Mysore, the city of palaces and parks is the ‘cultural capital’ of Karnataka. The historical town has legendary origins and its name is said to be derived from the word “Mahishasurana Oor”, which means the town of mahishasura. According to a mythological legend, Mahishasura, the demon king, once lived here and was killed by Goddess Chamundeshwari. The Ganga kings ruled here till 10th century and were succeeded by the Cholas, Hoysalas the Vijayanagar Kings. Mysore became the glorious capital of the Wodeyar’s feudatories of the Vijayanagar Empire, who declared independence in 16th century with the decline of Vijayanagar Empire. The Wodeyar rule was disrupted for some time, when Hyder Ali took over the reigns of Mysore in 1765. His son Tipu Sultan, developed the kingdom rapidly, but was defeated by the British in 1799 and Mysore was given back to the Wodeyar’s.
This magnificent three storeyed palace in the heart of the town was built between 1897 – 1912 on the foundation of an old palace which was partially destroyed in a fire in 1897. The palace has splendid square towers at cardinal points, crowned with domes. The main attractions are ‘Durbar Hall’ with its ornate ceiling and sculpted pillars and the Kalyanamandapam (Marriage Pavilion), noted for its chandeliers, cast iron pillars, Belgian stained glass arranged in peacock designs in the domed ceilings and glazed tiled flooring. The palace is also known for its rich collection of priceless articles like, a golden howdah (elephant seat), fine paintings and a 200kg gold throne encrusted with precious stones. About 97000 electric bulbs light up the palace in the evenings on Sunday, Public Holidays and during the Mysore Dassara celebrations.
Sri Jayachamarajendra Art Gallery
The art gallery is housed in the Jaganmohan Palace, one of the most beautiful buildings of Mysore. A museum established here in 1915, has a fine collection of ceramics, sandalwood, ivory, stone, antique furniture and ancient musical instruments. It also treasures valuable art collection like traditional Mysore gold leaf paintings and paintings of renowned artists like Travancore ruler, Raja Ravi Varma and the Russian painter Svetoslav Roerich etc.

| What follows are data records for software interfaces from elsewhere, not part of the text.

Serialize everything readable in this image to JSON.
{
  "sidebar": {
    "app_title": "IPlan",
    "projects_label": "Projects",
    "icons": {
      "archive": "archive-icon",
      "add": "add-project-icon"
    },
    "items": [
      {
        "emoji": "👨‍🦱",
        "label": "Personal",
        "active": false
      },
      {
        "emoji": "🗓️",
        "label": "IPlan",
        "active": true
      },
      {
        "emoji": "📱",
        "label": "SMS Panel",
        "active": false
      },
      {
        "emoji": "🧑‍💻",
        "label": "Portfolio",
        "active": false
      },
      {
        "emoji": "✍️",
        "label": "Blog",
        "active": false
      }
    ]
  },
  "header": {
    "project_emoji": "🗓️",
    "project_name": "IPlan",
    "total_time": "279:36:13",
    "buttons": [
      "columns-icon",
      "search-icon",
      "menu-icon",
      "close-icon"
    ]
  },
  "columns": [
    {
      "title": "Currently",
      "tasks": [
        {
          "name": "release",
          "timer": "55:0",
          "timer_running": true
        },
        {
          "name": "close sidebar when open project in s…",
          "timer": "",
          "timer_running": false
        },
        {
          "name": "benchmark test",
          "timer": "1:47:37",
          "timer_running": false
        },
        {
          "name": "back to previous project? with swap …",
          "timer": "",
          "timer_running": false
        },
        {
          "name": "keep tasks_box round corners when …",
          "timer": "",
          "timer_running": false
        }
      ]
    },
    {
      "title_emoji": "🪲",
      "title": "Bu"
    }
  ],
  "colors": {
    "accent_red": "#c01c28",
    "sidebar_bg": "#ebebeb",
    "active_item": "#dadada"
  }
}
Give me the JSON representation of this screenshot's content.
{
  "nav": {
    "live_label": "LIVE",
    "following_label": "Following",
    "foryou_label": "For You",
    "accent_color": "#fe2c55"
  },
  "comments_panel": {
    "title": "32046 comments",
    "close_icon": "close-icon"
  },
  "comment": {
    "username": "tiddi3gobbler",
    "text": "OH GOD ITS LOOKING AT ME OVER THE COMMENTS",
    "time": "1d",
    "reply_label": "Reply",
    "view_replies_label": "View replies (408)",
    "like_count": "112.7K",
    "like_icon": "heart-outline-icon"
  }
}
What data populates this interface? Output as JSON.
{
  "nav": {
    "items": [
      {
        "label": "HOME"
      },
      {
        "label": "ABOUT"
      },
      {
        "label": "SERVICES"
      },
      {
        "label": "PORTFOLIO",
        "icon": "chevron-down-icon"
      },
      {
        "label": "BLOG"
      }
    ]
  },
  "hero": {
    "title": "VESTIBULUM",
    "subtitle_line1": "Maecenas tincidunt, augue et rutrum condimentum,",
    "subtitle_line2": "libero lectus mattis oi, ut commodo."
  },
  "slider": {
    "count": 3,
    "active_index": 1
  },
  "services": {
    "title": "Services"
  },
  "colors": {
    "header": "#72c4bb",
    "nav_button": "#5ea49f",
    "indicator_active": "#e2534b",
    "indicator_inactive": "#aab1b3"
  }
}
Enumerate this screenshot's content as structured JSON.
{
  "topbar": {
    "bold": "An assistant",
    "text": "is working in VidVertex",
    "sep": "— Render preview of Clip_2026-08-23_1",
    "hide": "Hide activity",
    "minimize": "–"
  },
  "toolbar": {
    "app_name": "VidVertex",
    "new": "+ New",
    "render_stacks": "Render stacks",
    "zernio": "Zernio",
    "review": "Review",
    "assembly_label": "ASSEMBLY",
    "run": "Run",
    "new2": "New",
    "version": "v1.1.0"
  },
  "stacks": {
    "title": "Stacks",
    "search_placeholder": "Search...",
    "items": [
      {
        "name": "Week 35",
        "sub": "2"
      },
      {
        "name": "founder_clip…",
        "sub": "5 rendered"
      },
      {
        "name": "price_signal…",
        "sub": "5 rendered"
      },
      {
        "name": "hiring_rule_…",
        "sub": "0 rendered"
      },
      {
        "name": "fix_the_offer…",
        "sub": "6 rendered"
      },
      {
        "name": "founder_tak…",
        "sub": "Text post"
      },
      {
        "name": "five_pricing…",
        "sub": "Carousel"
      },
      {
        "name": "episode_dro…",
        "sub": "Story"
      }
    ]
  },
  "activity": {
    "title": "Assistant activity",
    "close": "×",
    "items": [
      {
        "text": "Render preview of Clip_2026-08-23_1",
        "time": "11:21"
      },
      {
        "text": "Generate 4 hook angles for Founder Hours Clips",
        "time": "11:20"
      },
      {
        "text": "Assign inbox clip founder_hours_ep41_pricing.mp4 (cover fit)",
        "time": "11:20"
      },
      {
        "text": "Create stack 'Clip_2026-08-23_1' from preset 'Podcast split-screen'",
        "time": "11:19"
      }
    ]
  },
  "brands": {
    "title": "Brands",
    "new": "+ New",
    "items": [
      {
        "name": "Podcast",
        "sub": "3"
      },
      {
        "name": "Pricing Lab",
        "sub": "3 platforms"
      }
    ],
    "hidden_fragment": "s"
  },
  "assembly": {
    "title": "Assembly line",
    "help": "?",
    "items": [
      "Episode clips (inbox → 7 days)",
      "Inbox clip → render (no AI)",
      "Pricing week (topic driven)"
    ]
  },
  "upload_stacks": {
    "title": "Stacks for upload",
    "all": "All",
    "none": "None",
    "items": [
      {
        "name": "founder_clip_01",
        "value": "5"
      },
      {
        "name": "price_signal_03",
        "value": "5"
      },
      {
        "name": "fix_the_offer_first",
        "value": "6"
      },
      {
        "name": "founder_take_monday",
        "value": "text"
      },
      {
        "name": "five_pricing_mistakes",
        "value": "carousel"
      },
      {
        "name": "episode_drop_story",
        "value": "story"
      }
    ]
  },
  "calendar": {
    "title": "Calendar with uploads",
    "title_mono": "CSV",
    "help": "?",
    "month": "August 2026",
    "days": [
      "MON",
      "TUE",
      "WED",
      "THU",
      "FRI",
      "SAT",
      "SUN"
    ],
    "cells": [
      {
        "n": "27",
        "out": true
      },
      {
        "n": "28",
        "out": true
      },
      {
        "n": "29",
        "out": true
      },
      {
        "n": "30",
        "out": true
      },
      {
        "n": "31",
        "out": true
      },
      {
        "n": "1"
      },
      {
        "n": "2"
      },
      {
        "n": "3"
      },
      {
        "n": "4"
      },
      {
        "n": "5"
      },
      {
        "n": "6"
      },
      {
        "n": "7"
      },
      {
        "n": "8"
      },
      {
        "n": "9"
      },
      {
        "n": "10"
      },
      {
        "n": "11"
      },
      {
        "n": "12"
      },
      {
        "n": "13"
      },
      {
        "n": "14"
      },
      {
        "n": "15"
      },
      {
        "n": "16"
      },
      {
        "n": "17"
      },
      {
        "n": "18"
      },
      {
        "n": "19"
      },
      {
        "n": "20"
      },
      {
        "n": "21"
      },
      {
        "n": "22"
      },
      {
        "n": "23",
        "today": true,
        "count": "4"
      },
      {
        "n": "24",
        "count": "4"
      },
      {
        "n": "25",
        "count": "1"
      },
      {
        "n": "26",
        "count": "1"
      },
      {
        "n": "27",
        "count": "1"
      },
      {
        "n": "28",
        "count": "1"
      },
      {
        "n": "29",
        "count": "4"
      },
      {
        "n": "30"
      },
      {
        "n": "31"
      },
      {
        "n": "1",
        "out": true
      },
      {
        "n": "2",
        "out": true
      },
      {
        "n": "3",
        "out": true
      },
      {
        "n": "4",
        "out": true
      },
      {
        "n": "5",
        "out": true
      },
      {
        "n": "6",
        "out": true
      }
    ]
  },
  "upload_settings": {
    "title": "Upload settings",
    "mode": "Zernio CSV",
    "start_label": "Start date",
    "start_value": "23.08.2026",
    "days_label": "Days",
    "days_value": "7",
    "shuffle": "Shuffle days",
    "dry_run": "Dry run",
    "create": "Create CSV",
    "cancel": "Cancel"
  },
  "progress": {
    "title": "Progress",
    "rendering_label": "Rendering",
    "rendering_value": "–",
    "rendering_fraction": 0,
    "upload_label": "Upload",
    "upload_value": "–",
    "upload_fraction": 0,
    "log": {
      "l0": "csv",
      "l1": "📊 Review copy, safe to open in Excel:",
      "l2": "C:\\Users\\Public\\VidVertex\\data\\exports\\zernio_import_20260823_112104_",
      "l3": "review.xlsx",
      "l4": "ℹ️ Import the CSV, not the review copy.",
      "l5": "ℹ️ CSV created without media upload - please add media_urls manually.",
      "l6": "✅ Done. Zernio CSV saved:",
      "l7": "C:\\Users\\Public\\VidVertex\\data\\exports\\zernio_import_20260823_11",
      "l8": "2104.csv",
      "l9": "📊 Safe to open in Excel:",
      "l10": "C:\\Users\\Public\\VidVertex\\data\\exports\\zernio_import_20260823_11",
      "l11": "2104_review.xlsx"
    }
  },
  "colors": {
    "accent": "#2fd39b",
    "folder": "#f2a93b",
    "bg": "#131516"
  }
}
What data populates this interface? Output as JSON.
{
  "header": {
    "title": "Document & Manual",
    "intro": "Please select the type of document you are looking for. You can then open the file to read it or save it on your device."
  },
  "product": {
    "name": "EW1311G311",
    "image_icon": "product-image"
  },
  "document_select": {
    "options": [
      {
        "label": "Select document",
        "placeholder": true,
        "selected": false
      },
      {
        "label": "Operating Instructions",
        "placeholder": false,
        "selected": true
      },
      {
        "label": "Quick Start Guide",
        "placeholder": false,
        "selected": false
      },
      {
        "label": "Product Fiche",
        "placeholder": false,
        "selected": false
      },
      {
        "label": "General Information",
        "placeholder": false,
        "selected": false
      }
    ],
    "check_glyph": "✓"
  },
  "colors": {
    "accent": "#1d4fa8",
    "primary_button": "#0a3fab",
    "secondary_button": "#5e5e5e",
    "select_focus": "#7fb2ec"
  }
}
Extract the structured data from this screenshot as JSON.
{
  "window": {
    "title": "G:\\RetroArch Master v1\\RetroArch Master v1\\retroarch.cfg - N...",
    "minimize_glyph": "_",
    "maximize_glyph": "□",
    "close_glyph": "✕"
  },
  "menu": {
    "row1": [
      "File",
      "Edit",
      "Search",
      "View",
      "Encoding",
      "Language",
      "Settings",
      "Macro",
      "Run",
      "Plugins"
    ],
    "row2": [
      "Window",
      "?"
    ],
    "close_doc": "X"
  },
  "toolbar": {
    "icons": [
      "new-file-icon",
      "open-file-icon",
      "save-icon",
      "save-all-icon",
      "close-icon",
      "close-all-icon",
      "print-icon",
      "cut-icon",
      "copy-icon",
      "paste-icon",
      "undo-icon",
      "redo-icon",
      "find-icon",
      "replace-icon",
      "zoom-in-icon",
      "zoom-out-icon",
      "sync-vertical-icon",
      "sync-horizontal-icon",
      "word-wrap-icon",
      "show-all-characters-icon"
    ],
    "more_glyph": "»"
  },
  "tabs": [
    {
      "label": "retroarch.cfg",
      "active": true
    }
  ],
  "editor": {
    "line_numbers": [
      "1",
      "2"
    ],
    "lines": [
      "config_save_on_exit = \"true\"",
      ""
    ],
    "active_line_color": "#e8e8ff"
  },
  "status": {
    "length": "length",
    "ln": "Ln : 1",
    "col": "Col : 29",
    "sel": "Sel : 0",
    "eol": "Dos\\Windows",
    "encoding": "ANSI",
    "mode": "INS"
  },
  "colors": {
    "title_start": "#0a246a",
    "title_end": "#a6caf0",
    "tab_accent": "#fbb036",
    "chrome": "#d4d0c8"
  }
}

It exhibits locomotives and coaches of the erstwhile royal family of Mysore. There are also paintings and photographs describing the story of the railways.
The museum at Jayalakshmi Vilas mansion has a rich collection of over 6500 folklore articles and is perhaps the biggest of its kind in Asia. Mysore Zoo or Sri Jayachamrajendra Zoological Gardens.
It was set up in 1892, during the rule of Chamrajendra Wodeyar.
St. Philomena’s Cathedral
The imposing twin towered Gothic structure with beautiful stained glass windows.
The Jaganmohan Palace
This is a converted art gallery which houses paintings that date back to the late 19th century. Paintings of Raja Ravi Verma of Travancore and the Russian painter, Svetoslav Roerich are on display. Paintings in the traditional Mysore Golden leaf style can also be seen here.
Perched atop hill is a 12th century temple of Chamundeshwari. About 13km from Mysore by road, there is also a 1000 step walking track for all those young at heart to try. The gigantic 4.8m tall monolith of Nandi, the sacred vehicle of Lord Shiva is marvel to watch. Also close to the temple, stands a gigantic statue of the demon.
The Mysore Zoo
One of the country's best zoo, this is famous for rare animals bred in captivity, and is housed in lush green surroundings.
9km north-west of Mysore is the famous KRS dam. Built by the famous engineer, Sir.M. Vishvesvariah, this was one of the first multipurpose dam built in India. Adjacent to the dam is the beautiful Brindavan Garden. With lighting and musical fountains, this place transforms itself into a fairyland in the evenings.
The pride of Mysore's festivals is Duessehra. It is a celebration that last for ten days. The rulers of Mysore continued the tradition. The Maharaja of Mysore used to hold a durbar for 9 days on the 10th day, went in a procession on a caparisoned elephant. With the ending of the royal rule, a picture of Bhuvaneshwari, the patron goddess of Karnataka, is taken out in procession.
The Kannadiga New Year day of Yugadi that falls on the second half of March or early April is celebrated with devotion and delight.